Myth 10: You can often make a deal with the CRA to pay less tax than you owe. 

People may wish that they could negotiate to pay, say, half of their tax bill and call it a day. But the CRA says it generally doesn't allow people to do this.

Here's how the CRA put it in an email to CBC News: "While the CRA has a certain amount of leeway to help taxpayers who find themselves in particularly difficult circumstances, Canadian legislation allows for forgiveness of actual tax debts only in very precise and limited situations, and only as specified by law."

So, what are those situations? The CRA says they include:

  • Remission under Subsection 23(2) of the Financial Administration Act where "the collection of the tax or the enforcement of the penalty is unreasonable or unjust or that it is otherwise in the public interest to remit the tax or penalty."
  • A proposal made by a bankrupt or insolvent person, a liquidator, a trustee or a consumer debtor under Section 50 or 66.12 of the Bankruptcy and Insolvency Act.
  • A reorganization plan agreed to by a debtor company and its creditors under Sections 4 and 5 of the Companies' Creditors Arrangement Act.
  • A recovery plan agreed to by a farmer and his or her creditors made under paragraph 5(1)(a) or (b) of the Farm Debt Mediation Act.

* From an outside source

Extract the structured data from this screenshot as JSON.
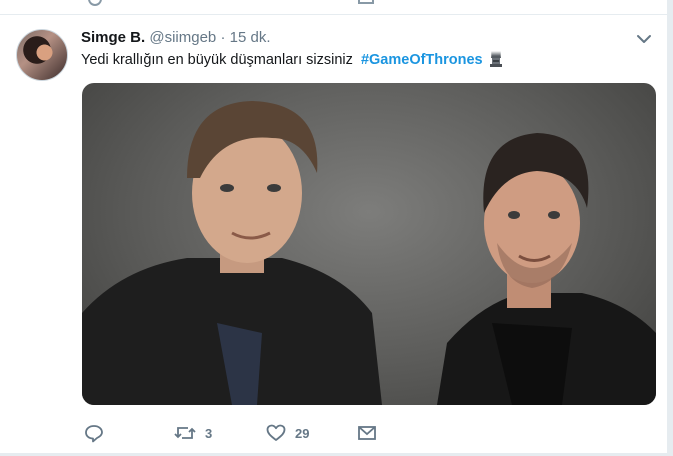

The bottom line is that you likely won't get a break unless you're facing extreme financial hardship and are on your way to bankruptcy or something close. If you aren't, the CRA says you'll have to pay every cent of the principal you owe.

With files from David Simms